The visible light mode and UV light mode may be activated at the same time, however, it is generally preferred that only one mode is activated at any one time.

Activation of the UV light source by the sensor unit (130) may require that the visible light source is inactive. 

The sensor unit (130) is configured to activate and deactivate the UV light source. In particular, the sensor unit is configured to deactivate the UV light source in response to an external stimulus, thereby preventing, for example, the UV irradiation of a person. 

Optionally, the sensor unit may be configured to detect movement via a passive infrared sensor (PIR, 131) and luminosity via a photodetector (PD, 132) or photocell, as shown in Figure 2 – a spotlight embodiment of the light fixture. 

The sensor unit may be configured by a manufacturer or user with a trigger condition or threshold for activating or deactivating the UV light source. For example, the trigger condition may be the activation of the UV light source when no movement is detected by the PIR sensor over a certain period of time. 
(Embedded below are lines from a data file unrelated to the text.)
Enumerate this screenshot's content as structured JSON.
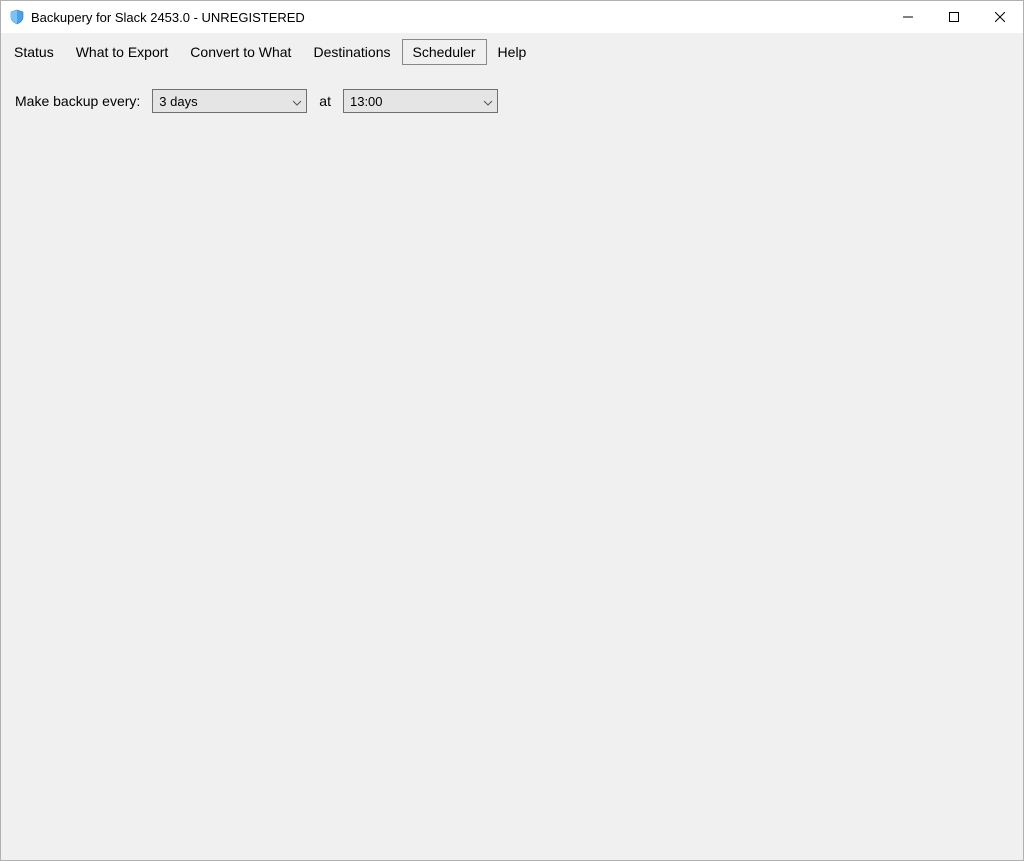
{
  "window": {
    "title": "Backupery for Slack 2453.0 - UNREGISTERED"
  },
  "tabs": {
    "items": [
      {
        "label": "Status"
      },
      {
        "label": "What to Export"
      },
      {
        "label": "Convert to What"
      },
      {
        "label": "Destinations"
      },
      {
        "label": "Scheduler"
      },
      {
        "label": "Help"
      }
    ],
    "activeIndex": 4
  },
  "scheduler": {
    "label_every": "Make backup every:",
    "interval_value": "3 days",
    "label_at": "at",
    "time_value": "13:00"
  },
  "icons": {
    "shield": "shield-icon",
    "minimize": "minimize-icon",
    "maximize": "maximize-icon",
    "close": "close-icon",
    "dropdown": "chevron-down-icon"
  }
}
Figure 3 shows another example of the light fixture, which further includes a timer (140). The timer may provide a time period in which activation of the UV light source is allowable. 

Therefore, in addition to the trigger conditions, including, for example, no movement sensed for a pre-determined period of time and luminosity below a pre-determined threshold, the activation of the UV light source may further require the timer to indicate an allowable time period.

The patent further claims a lighting strip including the light fixture, as well as a cabinet including the light fixture or the lighting strip. 

Read the full patent here.

This article first appeared in the February 2022 issue of Materials World, the member magazine of the Institute of Materials, Minerals and Mining.